Earlier this week, the government released new figures revealing that 164,000 staff in the charity sector were furloughed in the first six weeks of the scheme. According to NCVO data, as of 2018 the sector employed 865,000 people, meaning almost a fifth of the whole charity workforce benefited from the scheme.
The survey and the resulting £12.4bn figure over-represent charities that have an income over £1m (which make up only 4% of the sector but 25% of the respondents), that are based in London and in the south of England, and that work at national and international level. The survey was carried out between 30 April and 25 May.
Failing to support charities ‘will be false economy’
Given the financial strain charities are under, sector bodies are calling for the government to expand its £750m support package.
Peter Lewis, chief executive of the Chartered Institute of Fundraising, said: “This new research shows that the impact of coronavirus is going to have a hugely significant impact on charity finances for the year ahead. With social distancing remaining in place for the foreseeable future, and an exceptionally difficult time ahead for the wider economy, the fact that the charities who responded to the survey are planning for a loss of almost a quarter of their total income is extremely worrying.
“The government urgently needs to review and enhance its emergency support for charities, with a further bespoke package of support, an extension to the Job Retention Scheme that specifically supports those charitable activities which are still unable to take place, or both.”
CFG said that the shortfall will impact charities’ beneficiaries and could end up costing much more to society in the long term.
Caron Bradshaw, chief executive at CFG, said: “I cannot stress enough that this isn’t about the survival of the institution of charity or individual charities, but the devastating impact that this will have on those who rely on the services charities provide. From providing food to the most disadvantaged in our society to supporting people through cancer, if charities are not there to meet the need, someone will have to pick up that work or that need will go unmet.
“It’s not about us, it’s about them.
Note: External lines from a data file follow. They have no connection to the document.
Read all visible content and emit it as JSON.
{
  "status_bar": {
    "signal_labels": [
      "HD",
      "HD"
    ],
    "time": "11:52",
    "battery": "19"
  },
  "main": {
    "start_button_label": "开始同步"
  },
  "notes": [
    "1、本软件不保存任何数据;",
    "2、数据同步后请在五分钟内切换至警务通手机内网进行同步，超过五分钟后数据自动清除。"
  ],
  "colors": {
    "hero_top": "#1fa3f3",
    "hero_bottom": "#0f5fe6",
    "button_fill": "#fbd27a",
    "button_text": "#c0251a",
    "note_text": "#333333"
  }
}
Failing to invest in us now will be false economy and will let those most marginalised and disadvantaged shoulder the greatest fall out from this crisis.”